My friend laughed and said I was silly, but I don't think she was laughing two days later. The gorgeous red leaves shriveled and curled up into nasty little clumps, which were falling all over my desk and the office floor.
I haven't touched it since it began dropping lifeless petals. Someone else is taking care of the poor thing, which is still desperately clinging to life on my desk. But I think it's searching for an escape route because it always seems to be in a different place when I came back to the office.
Honestly, I am ashamed to look at another victim in a long stream of my serial flower killings, but I leave it alone out of hope that maybe this time one flower might make it.
I love the beauty and aroma of flowers, but find myself banished to the realm of "silk flower arrangements."
Although apparently at war with the plant world for some unforeseen reason, I am able to enjoy the bounty of the beautiful sunflower, it's delicious seeds.
In my memory, Mrs. Lancaster did this by hand, but I recommend using a food processor to save time.
In the processor bowl, blend 1 cup of oven-roaster non-salted sunflower seeds until a powder-like substance (scrape down the sides if needed) before slowly adding
1-3 tablespoons of sunflower/vegetable/canola oil. Don't worry, the paste is supposed to be a grayish color.
Remove the paste from the processor to a small bowl before stirring in salt and honey to your taste. (Store in a covered container in the refrigerator.)
Cream together a 1/2-cup each of salted butter and Sunflower Butter and 1 cup each of sugar and brown sugar until well mixed. Add two eggs, 1 tablespoon of vanilla and 1 teaspoon of cinnamon in the bowl, mixing thoroughly.
Slowly stir in 1 1/2 cups of flour, 1 teaspoon of each of salt and baking soda before adding 3 cups of rolled oats and 1 cup of flaked coconut.
You can add 1 cup of sunflower seeds at this point if wanted, but, as a child, it was fun to lightly roll the dough into balls and then roll in the seeds before baking the cookies.
If you add the seeds to the dough, coat a cookie sheet lightly with cooking spray before dropping the dough by spoonfuls onto it. Bake at 350 degrees for 10-15 minutes until they are a light golden brown.

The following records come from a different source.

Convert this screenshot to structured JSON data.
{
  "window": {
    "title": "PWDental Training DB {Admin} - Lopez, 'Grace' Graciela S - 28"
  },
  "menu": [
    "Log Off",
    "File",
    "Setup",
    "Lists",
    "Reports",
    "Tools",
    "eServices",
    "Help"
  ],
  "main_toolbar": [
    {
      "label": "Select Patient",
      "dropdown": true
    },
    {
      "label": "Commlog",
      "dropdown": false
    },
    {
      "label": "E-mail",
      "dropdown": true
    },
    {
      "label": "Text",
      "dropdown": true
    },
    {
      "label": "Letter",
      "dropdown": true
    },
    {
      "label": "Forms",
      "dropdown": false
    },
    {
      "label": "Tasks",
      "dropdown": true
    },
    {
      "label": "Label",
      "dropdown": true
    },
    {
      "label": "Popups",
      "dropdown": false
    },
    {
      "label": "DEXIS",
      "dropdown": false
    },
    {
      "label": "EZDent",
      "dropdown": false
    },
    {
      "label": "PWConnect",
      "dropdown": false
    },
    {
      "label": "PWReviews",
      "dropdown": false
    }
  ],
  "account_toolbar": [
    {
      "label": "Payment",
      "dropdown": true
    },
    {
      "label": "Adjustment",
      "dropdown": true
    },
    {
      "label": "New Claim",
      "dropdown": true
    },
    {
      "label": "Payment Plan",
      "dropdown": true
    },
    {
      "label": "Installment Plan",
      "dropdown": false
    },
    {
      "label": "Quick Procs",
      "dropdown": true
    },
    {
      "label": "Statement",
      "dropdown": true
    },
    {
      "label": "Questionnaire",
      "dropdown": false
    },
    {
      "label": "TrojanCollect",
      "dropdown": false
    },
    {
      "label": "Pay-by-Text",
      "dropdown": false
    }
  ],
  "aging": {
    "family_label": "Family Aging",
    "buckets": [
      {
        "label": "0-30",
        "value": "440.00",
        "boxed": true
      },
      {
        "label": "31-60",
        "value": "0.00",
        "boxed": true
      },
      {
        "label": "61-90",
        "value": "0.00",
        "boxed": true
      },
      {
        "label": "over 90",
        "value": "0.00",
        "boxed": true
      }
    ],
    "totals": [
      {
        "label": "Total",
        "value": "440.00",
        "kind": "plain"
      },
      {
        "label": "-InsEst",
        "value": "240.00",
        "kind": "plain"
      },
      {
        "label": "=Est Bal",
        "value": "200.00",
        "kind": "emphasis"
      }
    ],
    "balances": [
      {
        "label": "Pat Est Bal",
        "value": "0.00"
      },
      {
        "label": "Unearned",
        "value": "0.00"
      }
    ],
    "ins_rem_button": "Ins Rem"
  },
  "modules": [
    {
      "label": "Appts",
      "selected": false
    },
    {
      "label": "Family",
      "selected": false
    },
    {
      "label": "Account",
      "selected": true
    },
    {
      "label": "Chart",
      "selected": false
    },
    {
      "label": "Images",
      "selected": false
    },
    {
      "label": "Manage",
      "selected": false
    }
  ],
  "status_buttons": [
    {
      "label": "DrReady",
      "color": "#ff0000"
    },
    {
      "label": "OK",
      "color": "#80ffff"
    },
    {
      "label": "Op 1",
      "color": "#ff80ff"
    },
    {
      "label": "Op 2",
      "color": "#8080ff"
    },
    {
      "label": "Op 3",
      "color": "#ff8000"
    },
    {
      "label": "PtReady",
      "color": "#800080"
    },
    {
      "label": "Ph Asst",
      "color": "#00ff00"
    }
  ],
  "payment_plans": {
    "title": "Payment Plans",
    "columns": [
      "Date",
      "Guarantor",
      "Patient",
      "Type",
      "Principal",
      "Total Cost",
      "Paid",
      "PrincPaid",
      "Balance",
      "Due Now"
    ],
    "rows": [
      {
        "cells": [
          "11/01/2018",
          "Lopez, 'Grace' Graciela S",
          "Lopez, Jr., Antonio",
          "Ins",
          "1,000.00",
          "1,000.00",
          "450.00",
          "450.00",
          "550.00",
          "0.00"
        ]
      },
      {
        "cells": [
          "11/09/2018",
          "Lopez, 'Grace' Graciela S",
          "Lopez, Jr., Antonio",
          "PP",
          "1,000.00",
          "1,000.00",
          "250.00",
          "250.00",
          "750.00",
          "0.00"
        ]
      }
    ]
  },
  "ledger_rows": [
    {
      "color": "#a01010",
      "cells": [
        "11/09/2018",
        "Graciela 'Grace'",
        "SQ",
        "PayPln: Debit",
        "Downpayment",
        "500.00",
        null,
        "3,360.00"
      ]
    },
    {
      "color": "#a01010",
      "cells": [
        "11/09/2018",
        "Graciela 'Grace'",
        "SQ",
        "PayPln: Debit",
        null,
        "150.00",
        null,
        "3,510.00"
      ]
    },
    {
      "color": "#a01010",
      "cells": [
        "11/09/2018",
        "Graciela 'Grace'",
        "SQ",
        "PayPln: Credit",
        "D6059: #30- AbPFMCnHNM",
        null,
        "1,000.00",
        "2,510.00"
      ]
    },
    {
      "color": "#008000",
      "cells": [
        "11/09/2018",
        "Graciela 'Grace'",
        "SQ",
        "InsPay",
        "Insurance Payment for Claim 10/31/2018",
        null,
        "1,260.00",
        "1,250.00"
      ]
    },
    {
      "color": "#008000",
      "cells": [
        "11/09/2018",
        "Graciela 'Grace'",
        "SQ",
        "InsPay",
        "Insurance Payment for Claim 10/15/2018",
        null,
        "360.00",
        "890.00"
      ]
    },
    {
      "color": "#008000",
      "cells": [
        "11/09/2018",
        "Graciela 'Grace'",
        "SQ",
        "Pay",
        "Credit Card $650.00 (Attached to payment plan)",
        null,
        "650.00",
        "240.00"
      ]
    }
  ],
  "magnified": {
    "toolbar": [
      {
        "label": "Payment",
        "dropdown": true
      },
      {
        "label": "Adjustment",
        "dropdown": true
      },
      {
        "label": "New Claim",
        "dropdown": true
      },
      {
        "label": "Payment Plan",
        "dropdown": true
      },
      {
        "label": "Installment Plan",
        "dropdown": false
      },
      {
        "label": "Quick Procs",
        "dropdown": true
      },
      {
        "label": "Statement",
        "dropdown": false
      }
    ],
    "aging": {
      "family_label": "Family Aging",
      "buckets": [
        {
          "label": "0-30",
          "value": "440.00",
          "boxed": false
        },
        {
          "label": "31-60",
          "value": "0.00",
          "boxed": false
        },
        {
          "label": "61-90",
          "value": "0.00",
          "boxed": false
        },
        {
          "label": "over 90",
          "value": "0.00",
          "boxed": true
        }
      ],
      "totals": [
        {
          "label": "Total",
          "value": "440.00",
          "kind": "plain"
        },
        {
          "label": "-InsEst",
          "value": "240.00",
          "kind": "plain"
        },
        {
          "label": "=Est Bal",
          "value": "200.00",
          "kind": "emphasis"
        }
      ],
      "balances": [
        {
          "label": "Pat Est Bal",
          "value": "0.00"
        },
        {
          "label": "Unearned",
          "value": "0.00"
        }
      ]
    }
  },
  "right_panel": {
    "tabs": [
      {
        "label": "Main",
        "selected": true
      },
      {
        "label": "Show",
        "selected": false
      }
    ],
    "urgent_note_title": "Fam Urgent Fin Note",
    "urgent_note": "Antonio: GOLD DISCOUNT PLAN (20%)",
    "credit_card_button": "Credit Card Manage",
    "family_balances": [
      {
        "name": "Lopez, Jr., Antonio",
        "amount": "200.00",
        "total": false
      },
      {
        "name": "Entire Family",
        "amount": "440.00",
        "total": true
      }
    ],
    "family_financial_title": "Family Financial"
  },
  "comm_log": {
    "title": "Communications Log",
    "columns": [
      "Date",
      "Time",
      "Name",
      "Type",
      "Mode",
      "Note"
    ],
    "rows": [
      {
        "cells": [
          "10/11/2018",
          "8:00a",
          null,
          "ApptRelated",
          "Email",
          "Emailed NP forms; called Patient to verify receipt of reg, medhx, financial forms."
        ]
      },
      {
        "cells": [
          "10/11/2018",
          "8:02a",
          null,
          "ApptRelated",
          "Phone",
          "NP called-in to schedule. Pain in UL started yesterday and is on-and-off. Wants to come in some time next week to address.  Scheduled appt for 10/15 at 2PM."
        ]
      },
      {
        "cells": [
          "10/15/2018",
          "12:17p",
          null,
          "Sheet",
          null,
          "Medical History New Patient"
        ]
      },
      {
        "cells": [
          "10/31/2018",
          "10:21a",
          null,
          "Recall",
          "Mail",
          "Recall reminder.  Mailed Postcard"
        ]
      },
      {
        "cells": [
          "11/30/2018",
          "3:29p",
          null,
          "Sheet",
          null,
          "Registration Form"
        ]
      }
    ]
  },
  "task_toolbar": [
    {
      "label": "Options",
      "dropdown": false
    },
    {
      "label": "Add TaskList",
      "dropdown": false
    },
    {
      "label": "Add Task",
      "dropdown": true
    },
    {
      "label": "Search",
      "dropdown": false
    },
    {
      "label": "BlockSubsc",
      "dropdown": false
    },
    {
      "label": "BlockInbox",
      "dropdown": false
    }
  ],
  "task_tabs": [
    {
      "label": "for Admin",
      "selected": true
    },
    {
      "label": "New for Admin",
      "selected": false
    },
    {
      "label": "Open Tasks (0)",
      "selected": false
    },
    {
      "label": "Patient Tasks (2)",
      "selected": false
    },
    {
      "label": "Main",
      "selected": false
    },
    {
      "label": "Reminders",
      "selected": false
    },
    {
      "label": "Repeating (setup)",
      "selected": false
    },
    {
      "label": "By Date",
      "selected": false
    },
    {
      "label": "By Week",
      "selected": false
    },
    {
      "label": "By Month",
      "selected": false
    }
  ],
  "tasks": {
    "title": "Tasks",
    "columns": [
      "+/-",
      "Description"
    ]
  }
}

Dust with a light coat of powdered sugar (or regular sugar) before removing from the baking sheet.